  26. 26. • 71% decline in rotavirus- coded hospital admissions in children – (261/100 000 to 75/100 000) • 38% decline in non-rotavirus coded gastroenteritis admissions • Represented 7700 fewer admissions in 2009 – 2010 • Reductions also observed in 5 to 19 year olds. The Australian experience Dey et al Med J Aust 2012
  27. 27. Vaccination issues • Live attenuated vaccine • Oral administration VACCSline
  28. 28. Administration of Rotarix®
  29. 29. Intussusception • A naturally occurring condition of the intestines • Research from some countries suggests that Rotarix® may be associated with a very small increased risk of intussusception • Even with this small potential risk, the benefits of vaccination in preventing the consequences of rotavirus infection outweigh any possible side effects The infant rotavirus vaccination programme
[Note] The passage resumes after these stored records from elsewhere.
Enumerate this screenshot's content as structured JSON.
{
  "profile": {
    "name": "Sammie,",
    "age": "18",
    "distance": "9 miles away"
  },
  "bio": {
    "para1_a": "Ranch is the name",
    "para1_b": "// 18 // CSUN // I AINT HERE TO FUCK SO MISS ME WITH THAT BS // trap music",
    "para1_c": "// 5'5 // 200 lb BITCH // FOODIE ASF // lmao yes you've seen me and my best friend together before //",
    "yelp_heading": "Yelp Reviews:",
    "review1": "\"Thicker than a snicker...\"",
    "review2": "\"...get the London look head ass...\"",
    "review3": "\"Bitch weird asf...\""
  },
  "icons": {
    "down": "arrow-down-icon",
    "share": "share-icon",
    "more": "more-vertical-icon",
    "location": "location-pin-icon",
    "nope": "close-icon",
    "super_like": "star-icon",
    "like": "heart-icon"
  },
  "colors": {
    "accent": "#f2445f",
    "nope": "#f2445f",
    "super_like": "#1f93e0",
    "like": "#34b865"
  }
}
  30. 30. Strict guidance on timelines Dose 1: Between 6 weeks & 14 weeks 6 days Dose 2: 4 weeks after dose 1 aim to complete by 16 weeks of age max age limit 24 weeks VACCSline
  31. 31. Paediatric flu vaccine programme • Full programme details to come VACCSline
  32. 32. The relative efficacy of trivalent live attenuated and inactivated influenza vaccines in children and adults Influenza and Other Respiratory Viruses Volume 5, Issue 2, pages 67-75, 19 NOV 2010 DOI: 10.1111/j.1750-2659.2010.00183.x
  33. 33. Children’s flu programme • Benefit to children and wider population • Attitudinal research indicates lack of understanding around influenza: recommended an education programme for parents & children JCVI minutes: es/2012/05/JCVI_draft-mintues-13-April-2012.pdf
  34. 34. Will continue Can be overcome